Search the records for lines with the word "JSON" and copy each match.

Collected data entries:
>>>

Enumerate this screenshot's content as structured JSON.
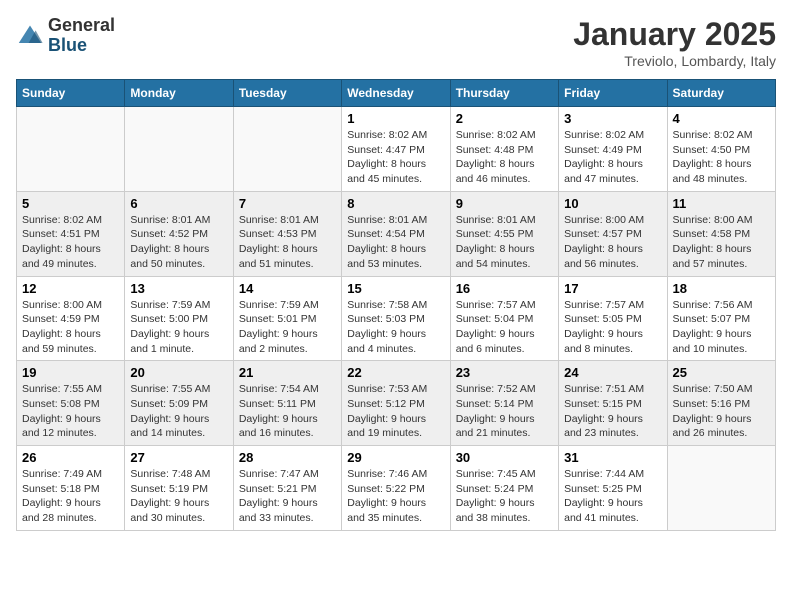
{
  "header": {
    "logo_general": "General",
    "logo_blue": "Blue",
    "title": "January 2025",
    "subtitle": "Treviolo, Lombardy, Italy"
  },
  "weekdays": [
    "Sunday",
    "Monday",
    "Tuesday",
    "Wednesday",
    "Thursday",
    "Friday",
    "Saturday"
  ],
  "weeks": [
    [
      {
        "day": "",
        "sunrise": "",
        "sunset": "",
        "daylight": ""
      },
      {
        "day": "",
        "sunrise": "",
        "sunset": "",
        "daylight": ""
      },
      {
        "day": "",
        "sunrise": "",
        "sunset": "",
        "daylight": ""
      },
      {
        "day": "1",
        "sunrise": "Sunrise: 8:02 AM",
        "sunset": "Sunset: 4:47 PM",
        "daylight": "Daylight: 8 hours and 45 minutes."
      },
      {
        "day": "2",
        "sunrise": "Sunrise: 8:02 AM",
        "sunset": "Sunset: 4:48 PM",
        "daylight": "Daylight: 8 hours and 46 minutes."
      },
      {
        "day": "3",
        "sunrise": "Sunrise: 8:02 AM",
        "sunset": "Sunset: 4:49 PM",
        "daylight": "Daylight: 8 hours and 47 minutes."
      },
      {
        "day": "4",
        "sunrise": "Sunrise: 8:02 AM",
        "sunset": "Sunset: 4:50 PM",
        "daylight": "Daylight: 8 hours and 48 minutes."
      }
    ],
    [
      {
        "day": "5",
        "sunrise": "Sunrise: 8:02 AM",
        "sunset": "Sunset: 4:51 PM",
        "daylight": "Daylight: 8 hours and 49 minutes."
      },
      {
        "day": "6",
        "sunrise": "Sunrise: 8:01 AM",
        "sunset": "Sunset: 4:52 PM",
        "daylight": "Daylight: 8 hours and 50 minutes."
      },
      {
        "day": "7",
        "sunrise": "Sunrise: 8:01 AM",
        "sunset": "Sunset: 4:53 PM",
        "daylight": "Daylight: 8 hours and 51 minutes."
      },
      {
        "day": "8",
        "sunrise": "Sunrise: 8:01 AM",
        "sunset": "Sunset: 4:54 PM",
        "daylight": "Daylight: 8 hours and 53 minutes."
      },
      {
        "day": "9",
        "sunrise": "Sunrise: 8:01 AM",
        "sunset": "Sunset: 4:55 PM",
        "daylight": "Daylight: 8 hours and 54 minutes."
      },
      {
        "day": "10",
        "sunrise": "Sunrise: 8:00 AM",
        "sunset": "Sunset: 4:57 PM",
        "daylight": "Daylight: 8 hours and 56 minutes."
      },
      {
        "day": "11",
        "sunrise": "Sunrise: 8:00 AM",
        "sunset": "Sunset: 4:58 PM",
        "daylight": "Daylight: 8 hours and 57 minutes."
      }
    ],
    [
      {
        "day": "12",
        "sunrise": "Sunrise: 8:00 AM",
        "sunset": "Sunset: 4:59 PM",
        "daylight": "Daylight: 8 hours and 59 minutes."
      },
      {
        "day": "13",
        "sunrise": "Sunrise: 7:59 AM",
        "sunset": "Sunset: 5:00 PM",
        "daylight": "Daylight: 9 hours and 1 minute."
      },
      {
        "day": "14",
        "sunrise": "Sunrise: 7:59 AM",
        "sunset": "Sunset: 5:01 PM",
        "daylight": "Daylight: 9 hours and 2 minutes."
      },
      {
        "day": "15",
        "sunrise": "Sunrise: 7:58 AM",
        "sunset": "Sunset: 5:03 PM",
        "daylight": "Daylight: 9 hours and 4 minutes."
      },
      {
        "day": "16",
        "sunrise": "Sunrise: 7:57 AM",
        "sunset": "Sunset: 5:04 PM",
        "daylight": "Daylight: 9 hours and 6 minutes."
      },
      {
        "day": "17",
        "sunrise": "Sunrise: 7:57 AM",
        "sunset": "Sunset: 5:05 PM",
        "daylight": "Daylight: 9 hours and 8 minutes."
      },
      {
        "day": "18",
        "sunrise": "Sunrise: 7:56 AM",
        "sunset": "Sunset: 5:07 PM",
        "daylight": "Daylight: 9 hours and 10 minutes."
      }
    ],
    [
      {
        "day": "19",
        "sunrise": "Sunrise: 7:55 AM",
        "sunset": "Sunset: 5:08 PM",
        "daylight": "Daylight: 9 hours and 12 minutes."
      },
      {
        "day": "20",
        "sunrise": "Sunrise: 7:55 AM",
        "sunset": "Sunset: 5:09 PM",
        "daylight": "Daylight: 9 hours and 14 minutes."
      },
      {
        "day": "21",
        "sunrise": "Sunrise: 7:54 AM",
        "sunset": "Sunset: 5:11 PM",
        "daylight": "Daylight: 9 hours and 16 minutes."
      },
      {
        "day": "22",
        "sunrise": "Sunrise: 7:53 AM",
        "sunset": "Sunset: 5:12 PM",
        "daylight": "Daylight: 9 hours and 19 minutes."
      },
      {
        "day": "23",
        "sunrise": "Sunrise: 7:52 AM",
        "sunset": "Sunset: 5:14 PM",
        "daylight": "Daylight: 9 hours and 21 minutes."
      },
      {
        "day": "24",
        "sunrise": "Sunrise: 7:51 AM",
        "sunset": "Sunset: 5:15 PM",
        "daylight": "Daylight: 9 hours and 23 minutes."
      },
      {
        "day": "25",
        "sunrise": "Sunrise: 7:50 AM",
        "sunset": "Sunset: 5:16 PM",
        "daylight": "Daylight: 9 hours and 26 minutes."
      }
    ],
    [
      {
        "day": "26",
        "sunrise": "Sunrise: 7:49 AM",
        "sunset": "Sunset: 5:18 PM",
        "daylight": "Daylight: 9 hours and 28 minutes."
      },
      {
        "day": "27",
        "sunrise": "Sunrise: 7:48 AM",
        "sunset": "Sunset: 5:19 PM",
        "daylight": "Daylight: 9 hours and 30 minutes."
      },
      {
        "day": "28",
        "sunrise": "Sunrise: 7:47 AM",
        "sunset": "Sunset: 5:21 PM",
        "daylight": "Daylight: 9 hours and 33 minutes."
      },
      {
        "day": "29",
        "sunrise": "Sunrise: 7:46 AM",
        "sunset": "Sunset: 5:22 PM",
        "daylight": "Daylight: 9 hours and 35 minutes."
      },
      {
        "day": "30",
        "sunrise": "Sunrise: 7:45 AM",
        "sunset": "Sunset: 5:24 PM",
        "daylight": "Daylight: 9 hours and 38 minutes."
      },
      {
        "day": "31",
        "sunrise": "Sunrise: 7:44 AM",
        "sunset": "Sunset: 5:25 PM",
        "daylight": "Daylight: 9 hours and 41 minutes."
      },
      {
        "day": "",
        "sunrise": "",
        "sunset": "",
        "daylight": ""
      }
    ]
  ]
}
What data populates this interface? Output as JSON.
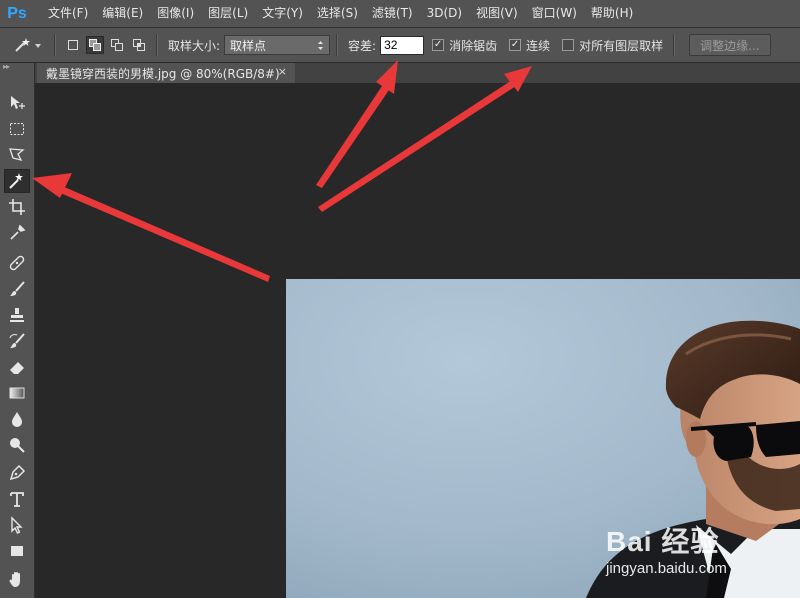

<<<

# Result of this task
Enumerate this screenshot's content as structured JSON.
What data populates this interface? Output as JSON.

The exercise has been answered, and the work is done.